▶ [RECORDS]:
════════════════
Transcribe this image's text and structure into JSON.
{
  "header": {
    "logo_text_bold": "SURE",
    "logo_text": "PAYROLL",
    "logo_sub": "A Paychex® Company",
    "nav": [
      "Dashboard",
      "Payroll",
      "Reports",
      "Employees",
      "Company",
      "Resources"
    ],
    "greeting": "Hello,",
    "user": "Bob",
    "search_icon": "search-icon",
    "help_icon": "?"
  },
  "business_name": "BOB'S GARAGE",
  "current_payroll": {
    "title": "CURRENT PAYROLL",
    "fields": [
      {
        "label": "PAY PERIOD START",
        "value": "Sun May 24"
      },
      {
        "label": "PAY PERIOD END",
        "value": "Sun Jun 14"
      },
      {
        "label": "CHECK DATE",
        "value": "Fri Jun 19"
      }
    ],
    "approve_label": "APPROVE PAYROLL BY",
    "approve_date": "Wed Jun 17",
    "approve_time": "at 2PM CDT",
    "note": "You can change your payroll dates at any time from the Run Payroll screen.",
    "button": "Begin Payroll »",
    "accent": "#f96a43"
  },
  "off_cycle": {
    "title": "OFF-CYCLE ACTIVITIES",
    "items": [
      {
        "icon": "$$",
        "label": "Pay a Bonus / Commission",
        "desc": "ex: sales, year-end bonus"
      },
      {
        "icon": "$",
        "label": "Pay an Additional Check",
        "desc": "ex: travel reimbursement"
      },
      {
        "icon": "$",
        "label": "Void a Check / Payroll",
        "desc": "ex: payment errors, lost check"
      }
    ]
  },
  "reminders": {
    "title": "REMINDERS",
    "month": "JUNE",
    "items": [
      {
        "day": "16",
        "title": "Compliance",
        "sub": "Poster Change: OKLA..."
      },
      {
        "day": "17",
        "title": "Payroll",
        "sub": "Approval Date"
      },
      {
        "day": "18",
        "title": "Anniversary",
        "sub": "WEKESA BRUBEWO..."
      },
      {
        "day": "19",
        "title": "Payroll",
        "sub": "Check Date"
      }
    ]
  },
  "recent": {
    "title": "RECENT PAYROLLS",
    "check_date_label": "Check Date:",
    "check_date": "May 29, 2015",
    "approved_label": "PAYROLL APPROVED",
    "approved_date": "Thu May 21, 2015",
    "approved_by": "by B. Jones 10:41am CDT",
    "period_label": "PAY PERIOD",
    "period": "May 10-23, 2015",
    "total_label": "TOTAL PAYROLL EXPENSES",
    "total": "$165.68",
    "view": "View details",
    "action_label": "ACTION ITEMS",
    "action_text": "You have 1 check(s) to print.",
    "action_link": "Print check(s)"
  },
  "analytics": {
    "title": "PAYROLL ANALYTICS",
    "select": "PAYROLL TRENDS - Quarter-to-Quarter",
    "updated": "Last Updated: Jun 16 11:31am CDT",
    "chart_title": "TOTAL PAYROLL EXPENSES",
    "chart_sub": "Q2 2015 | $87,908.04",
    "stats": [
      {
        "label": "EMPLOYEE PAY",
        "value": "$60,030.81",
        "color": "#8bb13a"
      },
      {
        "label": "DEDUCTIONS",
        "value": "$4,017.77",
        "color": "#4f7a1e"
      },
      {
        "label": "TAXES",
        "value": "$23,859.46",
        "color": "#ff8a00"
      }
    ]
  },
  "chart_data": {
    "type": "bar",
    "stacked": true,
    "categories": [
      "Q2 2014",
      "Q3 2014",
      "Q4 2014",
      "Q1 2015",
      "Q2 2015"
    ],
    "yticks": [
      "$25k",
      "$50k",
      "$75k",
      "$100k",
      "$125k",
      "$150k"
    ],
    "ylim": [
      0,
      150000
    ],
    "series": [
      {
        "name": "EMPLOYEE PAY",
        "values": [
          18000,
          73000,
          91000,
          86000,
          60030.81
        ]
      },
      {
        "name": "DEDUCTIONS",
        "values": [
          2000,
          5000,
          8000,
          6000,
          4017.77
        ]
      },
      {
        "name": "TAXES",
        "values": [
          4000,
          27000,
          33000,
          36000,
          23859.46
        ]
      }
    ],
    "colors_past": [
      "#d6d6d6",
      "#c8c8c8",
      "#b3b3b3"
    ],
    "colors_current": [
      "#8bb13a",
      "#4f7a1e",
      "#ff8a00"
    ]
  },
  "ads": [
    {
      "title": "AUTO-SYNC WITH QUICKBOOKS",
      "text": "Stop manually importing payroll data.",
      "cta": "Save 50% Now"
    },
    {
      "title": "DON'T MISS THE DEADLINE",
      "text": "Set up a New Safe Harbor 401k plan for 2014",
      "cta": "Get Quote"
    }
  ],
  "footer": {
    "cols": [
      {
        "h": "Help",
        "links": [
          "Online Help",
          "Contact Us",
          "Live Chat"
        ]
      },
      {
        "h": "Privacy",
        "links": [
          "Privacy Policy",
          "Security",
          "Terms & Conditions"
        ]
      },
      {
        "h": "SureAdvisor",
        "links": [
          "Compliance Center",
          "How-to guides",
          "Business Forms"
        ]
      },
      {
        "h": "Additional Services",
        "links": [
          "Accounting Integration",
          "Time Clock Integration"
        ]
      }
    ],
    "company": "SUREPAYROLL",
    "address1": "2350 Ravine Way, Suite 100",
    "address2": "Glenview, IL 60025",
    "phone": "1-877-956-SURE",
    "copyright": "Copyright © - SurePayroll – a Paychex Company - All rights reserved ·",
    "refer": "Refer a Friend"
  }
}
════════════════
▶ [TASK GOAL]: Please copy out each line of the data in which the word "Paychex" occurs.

▶ [REPLY]:
    "logo_sub": "A Paychex® Company",
    "copyright": "Copyright © - SurePayroll – a Paychex Company - All rights reserved ·",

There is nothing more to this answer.